DIRECTIONS FOR THIS TASK:
Go line by line through the entries below and copy those containing the string "Transactions".

DATASET EXCERPTS:
========================================

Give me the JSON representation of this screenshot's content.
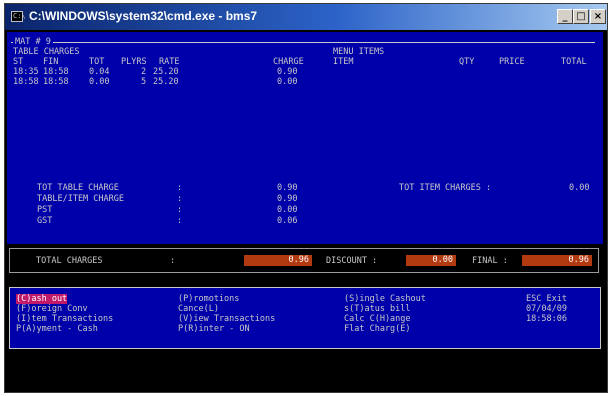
{
  "window": {
    "title": "C:\\WINDOWS\\system32\\cmd.exe - bms7",
    "icon_text": "C:\\",
    "buttons": [
      "_",
      "□",
      "×"
    ]
  },
  "panel": {
    "mat_label": "MAT # 9",
    "table_charges_label": "TABLE CHARGES",
    "menu_items_label": "MENU ITEMS",
    "charges_headers": {
      "st": "ST",
      "fin": "FIN",
      "tot": "TOT",
      "plyrs": "PLYRS",
      "rate": "RATE",
      "charge": "CHARGE"
    },
    "charges_rows": [
      {
        "st": "18:35",
        "fin": "18:58",
        "tot": "0.04",
        "plyrs": "2",
        "rate": "25.20",
        "charge": "0.90"
      },
      {
        "st": "18:58",
        "fin": "18:58",
        "tot": "0.00",
        "plyrs": "5",
        "rate": "25.20",
        "charge": "0.00"
      }
    ],
    "items_headers": {
      "item": "ITEM",
      "qty": "QTY",
      "price": "PRICE",
      "total": "TOTAL"
    },
    "summary": [
      {
        "label": "TOT TABLE CHARGE",
        "sep": ":",
        "value": "0.90"
      },
      {
        "label": "TABLE/ITEM CHARGE",
        "sep": ":",
        "value": "0.90"
      },
      {
        "label": "PST",
        "sep": ":",
        "value": "0.00"
      },
      {
        "label": "GST",
        "sep": ":",
        "value": "0.06"
      }
    ],
    "tot_item_label": "TOT ITEM CHARGES :",
    "tot_item_value": "0.00"
  },
  "totals": {
    "total_label": "TOTAL CHARGES",
    "total_sep": ":",
    "total_value": "0.96",
    "discount_label": "DISCOUNT :",
    "discount_value": "0.00",
    "final_label": "FINAL :",
    "final_value": "0.96",
    "box_color": "#b23a10"
  },
  "menu": {
    "col1": [
      "(C)ash out",
      "(F)oreign Conv",
      "(I)tem Transactions",
      "P(A)yment - Cash"
    ],
    "col2": [
      "(P)romotions",
      "Cance(L)",
      "(V)iew Transactions",
      "P(R)inter - ON"
    ],
    "col3": [
      "(S)ingle Cashout",
      "s(T)atus bill",
      "Calc C(H)ange",
      "Flat Charg(E)"
    ],
    "col4": [
      "ESC Exit",
      "07/04/09",
      "18:58:06"
    ],
    "highlight_color": "#c21a6a"
  }
}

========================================

WORKED SOLUTION:
      "(I)tem Transactions",
      "(V)iew Transactions",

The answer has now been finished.